*What you need to do:* Check the records below line by line. Give the count of lines with "this", and nothing else.

*Records from a data source:*
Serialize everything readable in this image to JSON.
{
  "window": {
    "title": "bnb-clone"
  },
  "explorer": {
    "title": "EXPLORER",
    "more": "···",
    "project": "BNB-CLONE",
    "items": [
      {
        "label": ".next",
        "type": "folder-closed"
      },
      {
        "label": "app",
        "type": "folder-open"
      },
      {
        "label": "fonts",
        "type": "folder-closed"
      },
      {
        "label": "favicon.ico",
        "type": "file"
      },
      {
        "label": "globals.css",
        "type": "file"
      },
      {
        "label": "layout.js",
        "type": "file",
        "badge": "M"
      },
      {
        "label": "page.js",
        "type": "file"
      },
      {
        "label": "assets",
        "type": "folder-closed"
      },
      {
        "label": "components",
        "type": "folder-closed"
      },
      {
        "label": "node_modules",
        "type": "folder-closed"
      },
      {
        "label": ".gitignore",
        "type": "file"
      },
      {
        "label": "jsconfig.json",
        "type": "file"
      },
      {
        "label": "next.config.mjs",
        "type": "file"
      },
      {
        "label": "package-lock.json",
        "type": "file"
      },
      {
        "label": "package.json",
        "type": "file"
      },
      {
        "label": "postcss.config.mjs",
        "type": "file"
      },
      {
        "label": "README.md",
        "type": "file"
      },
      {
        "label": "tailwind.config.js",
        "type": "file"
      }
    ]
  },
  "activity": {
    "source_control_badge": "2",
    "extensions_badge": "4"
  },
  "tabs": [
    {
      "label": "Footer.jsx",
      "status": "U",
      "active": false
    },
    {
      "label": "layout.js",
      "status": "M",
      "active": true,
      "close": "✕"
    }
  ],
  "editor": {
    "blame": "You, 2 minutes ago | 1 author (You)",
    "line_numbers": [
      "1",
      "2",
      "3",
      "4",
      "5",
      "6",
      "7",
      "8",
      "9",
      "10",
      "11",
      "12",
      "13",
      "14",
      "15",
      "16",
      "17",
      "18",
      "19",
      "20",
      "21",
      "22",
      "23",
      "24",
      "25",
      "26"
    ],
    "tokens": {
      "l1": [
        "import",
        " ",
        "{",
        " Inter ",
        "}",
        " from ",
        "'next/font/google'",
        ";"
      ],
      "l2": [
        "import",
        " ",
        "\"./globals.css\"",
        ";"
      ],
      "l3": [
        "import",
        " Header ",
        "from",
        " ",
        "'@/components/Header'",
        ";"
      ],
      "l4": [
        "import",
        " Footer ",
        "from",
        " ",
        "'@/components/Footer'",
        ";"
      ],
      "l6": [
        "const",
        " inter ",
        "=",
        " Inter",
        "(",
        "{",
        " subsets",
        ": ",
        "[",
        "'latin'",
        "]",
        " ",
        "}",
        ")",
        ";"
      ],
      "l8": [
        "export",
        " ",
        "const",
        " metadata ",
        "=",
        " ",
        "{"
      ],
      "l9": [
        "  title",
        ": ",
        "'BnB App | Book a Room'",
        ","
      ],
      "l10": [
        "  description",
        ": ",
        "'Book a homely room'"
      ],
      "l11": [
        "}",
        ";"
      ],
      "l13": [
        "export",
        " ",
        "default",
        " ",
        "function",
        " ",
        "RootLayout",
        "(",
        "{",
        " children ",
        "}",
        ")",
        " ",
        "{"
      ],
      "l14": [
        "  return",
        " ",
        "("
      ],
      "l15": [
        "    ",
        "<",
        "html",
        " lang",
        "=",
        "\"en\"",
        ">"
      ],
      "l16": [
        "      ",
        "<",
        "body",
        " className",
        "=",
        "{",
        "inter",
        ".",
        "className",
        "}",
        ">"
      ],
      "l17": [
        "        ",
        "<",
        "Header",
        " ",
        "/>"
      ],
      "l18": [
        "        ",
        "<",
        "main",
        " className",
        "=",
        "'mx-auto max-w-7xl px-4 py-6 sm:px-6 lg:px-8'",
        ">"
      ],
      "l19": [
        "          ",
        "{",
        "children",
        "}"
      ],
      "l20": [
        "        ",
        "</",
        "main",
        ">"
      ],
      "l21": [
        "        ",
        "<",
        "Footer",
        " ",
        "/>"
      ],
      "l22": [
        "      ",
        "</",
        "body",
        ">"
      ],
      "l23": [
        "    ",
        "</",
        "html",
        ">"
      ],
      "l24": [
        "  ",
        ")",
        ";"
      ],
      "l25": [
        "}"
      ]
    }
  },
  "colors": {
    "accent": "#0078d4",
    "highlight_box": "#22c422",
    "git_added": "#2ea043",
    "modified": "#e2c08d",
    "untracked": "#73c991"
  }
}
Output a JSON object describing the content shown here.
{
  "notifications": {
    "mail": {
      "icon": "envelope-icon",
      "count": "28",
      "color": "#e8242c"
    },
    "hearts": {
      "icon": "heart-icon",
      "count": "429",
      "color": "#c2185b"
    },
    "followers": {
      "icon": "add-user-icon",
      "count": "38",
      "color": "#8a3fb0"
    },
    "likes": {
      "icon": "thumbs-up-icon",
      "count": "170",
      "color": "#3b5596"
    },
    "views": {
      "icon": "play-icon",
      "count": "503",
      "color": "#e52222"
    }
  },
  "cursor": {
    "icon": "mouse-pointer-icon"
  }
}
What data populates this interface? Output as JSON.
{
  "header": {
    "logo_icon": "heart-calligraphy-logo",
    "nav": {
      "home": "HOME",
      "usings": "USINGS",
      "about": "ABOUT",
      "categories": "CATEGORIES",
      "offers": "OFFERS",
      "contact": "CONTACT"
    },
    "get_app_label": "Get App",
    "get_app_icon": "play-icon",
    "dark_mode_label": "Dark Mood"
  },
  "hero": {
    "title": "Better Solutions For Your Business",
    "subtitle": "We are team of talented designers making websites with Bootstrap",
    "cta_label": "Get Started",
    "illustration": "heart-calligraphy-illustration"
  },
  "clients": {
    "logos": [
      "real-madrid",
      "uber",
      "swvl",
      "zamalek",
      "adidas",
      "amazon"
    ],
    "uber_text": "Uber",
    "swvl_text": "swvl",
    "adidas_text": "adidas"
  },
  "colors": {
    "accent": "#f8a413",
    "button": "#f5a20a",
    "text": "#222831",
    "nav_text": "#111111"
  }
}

*Solution below:* 2